When Renee took the mic at 8:30, it was more than good. It was magic. Spontaneous synergistic magic. For a person who abhors the thought of speaking in front of people, her story came out smoothly, confidently and as compelling as any I’ve heard. The violet who would shrink at the mere passing of a mean-spirited coworker now stood blossoming before a room of total strangers. The burden was being lifted, you could almost see it fall off her shoulders. She would later admit the words were not her own. They issued from her lips, but they were not hers. Hers would have quivered; hers would have hesitated; hers would have babbled. These had origins from some other source.
She told attendees how the bully would physically intimidate her, invade her personal space, threaten her with body language, humiliate her in front of patients, follow her. The bully had everyone at her facility buffaloed into thinking that she herself was an exceptional employee. Plaques with her name hung all over the hospital proclaiming her as Employee of the Year, year after year.
Renee liked her manager a lot and knew that the bully would be handled promptly and resoundingly if she only knew. Renee also knew the bully would probably follow her home and physically harm her and her kids.
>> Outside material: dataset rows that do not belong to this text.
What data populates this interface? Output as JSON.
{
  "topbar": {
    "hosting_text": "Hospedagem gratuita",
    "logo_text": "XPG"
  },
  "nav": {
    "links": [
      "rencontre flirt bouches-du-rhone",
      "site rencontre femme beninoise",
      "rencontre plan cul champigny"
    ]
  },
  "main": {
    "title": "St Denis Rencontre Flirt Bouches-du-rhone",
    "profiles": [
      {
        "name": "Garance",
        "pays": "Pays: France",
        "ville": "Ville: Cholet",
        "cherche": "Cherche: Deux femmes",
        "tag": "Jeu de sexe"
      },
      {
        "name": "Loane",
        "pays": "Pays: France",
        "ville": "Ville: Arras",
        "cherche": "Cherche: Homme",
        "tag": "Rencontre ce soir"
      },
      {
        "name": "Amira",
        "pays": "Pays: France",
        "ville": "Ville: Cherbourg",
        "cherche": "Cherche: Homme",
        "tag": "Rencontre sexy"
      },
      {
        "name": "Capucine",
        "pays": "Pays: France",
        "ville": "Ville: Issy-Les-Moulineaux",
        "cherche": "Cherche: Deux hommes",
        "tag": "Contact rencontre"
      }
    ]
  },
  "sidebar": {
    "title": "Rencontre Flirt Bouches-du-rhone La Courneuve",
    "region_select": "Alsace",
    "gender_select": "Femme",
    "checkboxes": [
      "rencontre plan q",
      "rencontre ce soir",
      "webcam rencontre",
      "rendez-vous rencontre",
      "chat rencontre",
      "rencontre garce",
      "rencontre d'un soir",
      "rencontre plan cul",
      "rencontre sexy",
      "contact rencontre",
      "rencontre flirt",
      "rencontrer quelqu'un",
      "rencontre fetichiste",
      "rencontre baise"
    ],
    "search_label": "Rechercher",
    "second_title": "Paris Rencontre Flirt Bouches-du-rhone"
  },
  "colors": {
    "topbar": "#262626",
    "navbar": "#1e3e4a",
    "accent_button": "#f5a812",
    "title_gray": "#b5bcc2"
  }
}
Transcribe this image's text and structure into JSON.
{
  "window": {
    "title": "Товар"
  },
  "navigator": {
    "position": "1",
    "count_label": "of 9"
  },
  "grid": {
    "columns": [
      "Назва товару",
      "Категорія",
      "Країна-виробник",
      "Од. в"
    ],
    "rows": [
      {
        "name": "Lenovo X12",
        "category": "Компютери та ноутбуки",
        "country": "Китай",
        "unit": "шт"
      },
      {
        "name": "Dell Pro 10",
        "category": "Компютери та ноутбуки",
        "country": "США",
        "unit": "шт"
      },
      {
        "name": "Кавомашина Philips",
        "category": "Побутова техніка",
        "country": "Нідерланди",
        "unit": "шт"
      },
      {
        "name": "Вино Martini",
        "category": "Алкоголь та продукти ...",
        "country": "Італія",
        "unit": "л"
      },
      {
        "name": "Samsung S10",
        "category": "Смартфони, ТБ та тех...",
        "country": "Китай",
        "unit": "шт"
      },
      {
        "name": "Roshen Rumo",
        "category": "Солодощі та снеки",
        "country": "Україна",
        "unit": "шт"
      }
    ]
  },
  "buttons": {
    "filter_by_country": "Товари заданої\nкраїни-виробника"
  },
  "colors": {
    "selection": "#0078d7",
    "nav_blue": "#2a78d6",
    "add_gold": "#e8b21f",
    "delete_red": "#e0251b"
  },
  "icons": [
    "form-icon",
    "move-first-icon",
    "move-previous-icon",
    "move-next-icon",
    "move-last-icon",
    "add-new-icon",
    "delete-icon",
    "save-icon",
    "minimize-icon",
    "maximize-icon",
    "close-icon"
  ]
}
Renee’s story and her message was delivered clearly, quickly and with impact. Attendee’s eyes reddened and tears streamed as Renee delivered her message. Several attendees approached her during the break thanking her for having the courage to say what she had to say. One even confided in Renee how she, too, had prayed about whether or not to register for the Boot Camp, and how she was ultimately moved to do so. She said it was now clear to her that Renee’s testimony was the reason she had to come. She, too, was bullied, and suffering emotionally.
Spontaneous, synergistic magic.
Day 2 evaluations were even more glowing, as were Day 3’s. As conference organizers and presenters, we were way beyond Cloud 9 for how well we were being received. The standing ovation after the closing comments brought humility and tears of joy, and took our spirits to the stratosphere. I don’t know if it gets any better than that. We all truly entered the Promised Land that week, presenters and attendees alike.
There are many ways to measure the success of a seminar. Profit, outreach, impact, post-conference application of the information, new relationships, networking, and more. Although we’re convinced the only one who profits financially from a conference is the hotel that hosts it, there’s no question who raked in the intangible profits. We and our attendees are sitting on so much personal and professional satisfaction, I think we’re all set for life. We are wealthy beyond our wildest dreams.
I think I speak for the attendees when I say, even though we’re suddenly rich, we’re all going back to work anyway. People who have the fire in the belly don’t work because they have to, they work because they want to. They work because of the satisfaction that comes from being part of something bigger than themselves. They work because they know there’s always the potential for someone like Renee to come along, face her fear, and change your life while she’s changing hers. They work because of the potential for SSM.
Until this event, I thought our company was in the education business. We weren’t. We made change possible. Education is just how we do it and our mission apparently was bigger than we thought.
I like that.